Karen and I watched Noah with Russell Crowe last weekend. I rate it 4 on a scale of 10. The rating system operated by reports 98,000 viewers rate in 6.1.

It’s a fictional action adventure drama with an illogical plot inarticulately conveyed in dialogue within mediocre visual effects and irrelevant carnage.

The plot originates in Noah’s dreams where he, men and animals are drowning in the sea. He assumes the dreams are from the world’s creator (God isn’t used as a term). He has difficulty interpreting these dreams until he seeks advice from his grandfather, Methuselah, who serves him a mind altering brew giving him hallucinations of drowning underneath the bottom of an ark.

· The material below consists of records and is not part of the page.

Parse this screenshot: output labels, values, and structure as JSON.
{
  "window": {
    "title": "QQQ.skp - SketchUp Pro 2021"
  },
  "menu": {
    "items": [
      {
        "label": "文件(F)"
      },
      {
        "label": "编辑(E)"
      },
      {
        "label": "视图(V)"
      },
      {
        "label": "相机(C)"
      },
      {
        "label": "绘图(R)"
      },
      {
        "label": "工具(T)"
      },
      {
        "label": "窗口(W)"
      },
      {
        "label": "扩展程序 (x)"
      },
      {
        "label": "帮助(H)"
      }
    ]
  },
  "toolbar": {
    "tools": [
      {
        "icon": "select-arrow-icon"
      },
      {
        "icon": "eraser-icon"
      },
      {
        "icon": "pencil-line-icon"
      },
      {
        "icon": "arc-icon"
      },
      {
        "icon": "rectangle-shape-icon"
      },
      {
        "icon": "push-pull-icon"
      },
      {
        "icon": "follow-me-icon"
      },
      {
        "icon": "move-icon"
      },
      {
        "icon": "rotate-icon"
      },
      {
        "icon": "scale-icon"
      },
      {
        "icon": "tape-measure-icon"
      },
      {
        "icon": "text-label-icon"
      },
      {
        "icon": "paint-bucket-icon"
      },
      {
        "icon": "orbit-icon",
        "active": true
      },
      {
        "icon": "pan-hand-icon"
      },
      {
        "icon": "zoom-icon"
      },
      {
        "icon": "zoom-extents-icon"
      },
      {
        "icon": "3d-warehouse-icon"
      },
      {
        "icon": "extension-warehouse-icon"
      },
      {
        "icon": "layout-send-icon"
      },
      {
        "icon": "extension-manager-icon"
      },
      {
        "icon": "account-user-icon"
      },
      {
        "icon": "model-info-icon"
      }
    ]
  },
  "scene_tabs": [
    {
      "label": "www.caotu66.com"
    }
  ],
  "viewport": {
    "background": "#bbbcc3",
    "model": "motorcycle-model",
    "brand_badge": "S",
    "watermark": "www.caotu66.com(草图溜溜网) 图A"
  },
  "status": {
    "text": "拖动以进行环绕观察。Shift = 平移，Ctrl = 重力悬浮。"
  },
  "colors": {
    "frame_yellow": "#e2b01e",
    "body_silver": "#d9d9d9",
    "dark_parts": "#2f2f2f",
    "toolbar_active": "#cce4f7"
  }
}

From these murky drug-induced images, Noah makes the intuitive leap that the creator wants him to build an ark large enough to save the pairs of chosen animals while all humanity and the not-chosen pairs of animals perish, including every member of his wife, children and new-born granddaughters. The surviving animals would live forever in natural harmony without sinful man. 

Noah at least struggles with this belief. But other doubters in the Bible are much more interesting, such as Jonah or Job. Those characters ask penetrating questions with humor, irony and mercy as lexicological weapons in didactic dialogues directly with God. I think Bill Cosby’s dialogue between God and Noah is more entertaining than the dialogue forced on Crowe in this movie.

Noah is portrayed as an environmentalist early in the film but ruins that image. After the best special effects scene in movie where a single seed transforms a wasteland into a vibrant eco-system of rivers and green forests, an awe-struck child asks Noah, “What is it?”

Noah hesitates, turns his back on the child to cast a thankful face to the heavens and says, “Our ark.”

I expected him to encapsulate the wonder of the creator’s gift of life in eco-systems teeming with sustainable symbiotic relationships, not label it an uncut woodpile.

He lacks the will to kill his granddaughters and inconsolably plunges into a drunken stupor because he’s failed his creator After his family intervenes, his adopted daughter and mother of his grandchildren has to explain that he’d chosen love instead of vengeance. Indeed she told him the creator picked him because he was preordained to fail.

As I ferret out that logic, the omniscient creator picked an obedient numbskull as the father for all mankind. What kind of theology is that?

Dialogue about racial issues in the Bible is non-existent because Ham is cast as a white man. He’s Noah’s prodigal son, is a person of color who leaves the family to create a lineage that causes racial conflicts for generations. Racial dialogue doesn’t come up, a missed opportunity and an especially stunning insult to viewers of color.

Perhaps Director Darren Aronofsky chose to convey essential messages visually, not verbally.

But the special effects are weak. Noah is helped by six angels of black boulders that seem to have ligaments confining lava filled souls. They serve as worthy workers and warriors against the doomed rabble trying to storm the ark.

The ark is actual size so it looks ponderous in the seas, but few scenes of importance use that image. The special effects animals entering the ark appear to dwarf its capacity, but they will be stacked efficiently because his wife serves them an herbal soporific.

Scenes are dark whether outdoors on indoors until the end. Consequently the characters’ eyes have beams of light reflected off them as if they glow with divinity. Unfortunately when they smiled, light gleaming off their teeth reminded me of vampires. Some scenes were almost blacked out on our 51” HD screen.

Having disliked the movie, I learned viewers paid $101 million to see it in the US and $258 million in other countries, making it “an unmitigated hit .. by almost every measure,” according to Scott Bowles in USA Today. “Yet,” he said, “film fans may not believe in it.”

So what do I know? I know I didn’t like it or believe in it.

Posted in Community Building, Doing Justice and Having Compassion, Fuzzy Skies Humor | Tagged , , | 2 Comments